Irrigation is often studied together with drainage, which is the removal of surface and sub-surface water from a given area.
Irrigation has been a central feature of agriculture for over 5,000 years and is the product of many cultures.
Sophisticated irrigation and storage systems were developed by the Indus Valley Civilization in present-day Pakistan and North India, including the reservoirs at Girnar in 3000 BCE and an early canal irrigation system from circa 2600 BCE.
Large scale agriculture was practiced and an extensive network of canals was used for the purpose of irrigation.
Irrigation also has other uses in crop production, including frost protection, In contrast, agriculture that relies only on direct rainfall is referred to as rain-fed or dry land farming.
Irrigation systems are also used for cooling livestock, dust suppression, disposal of sewage, and in mining.
Historically, it was the basis for economies and societies across the globe, from Asia to the Southwestern United States.
Archaeological investigation has found evidence of irrigation where natural rainfall was insufficient to support crops for rainfed agriculture.

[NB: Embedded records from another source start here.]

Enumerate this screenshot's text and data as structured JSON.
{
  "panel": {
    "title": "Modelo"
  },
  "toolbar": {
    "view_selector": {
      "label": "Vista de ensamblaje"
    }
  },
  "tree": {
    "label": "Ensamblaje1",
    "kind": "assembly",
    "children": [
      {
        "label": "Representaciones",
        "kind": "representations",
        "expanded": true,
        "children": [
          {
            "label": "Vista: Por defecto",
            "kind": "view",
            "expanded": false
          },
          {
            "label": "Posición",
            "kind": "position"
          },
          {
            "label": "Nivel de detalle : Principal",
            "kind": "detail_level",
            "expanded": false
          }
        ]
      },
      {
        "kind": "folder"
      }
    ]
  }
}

These were constructed using relatively simple excavation tools, without the benefit of advanced engineering technologies, and achieved drops of a few feet per mile, balancing erosion and siltation.Ancient Persia (modern day Iran) used irrigation as far back as the 6th millennium BCE to grow barley in areas where natural rainfall was insufficient.The Qanats, developed in ancient Persia in about 800 BCE, are among the oldest known irrigation methods still in use today.The lake swelled annually from flooding of the Nile.In the Zana Valley of the Andes Mountains in Peru, archaeologists found remains of three irrigation canals radiocarbon dated from the 4th millennium BCE, the 3rd millennium BCE and the 9th century CE.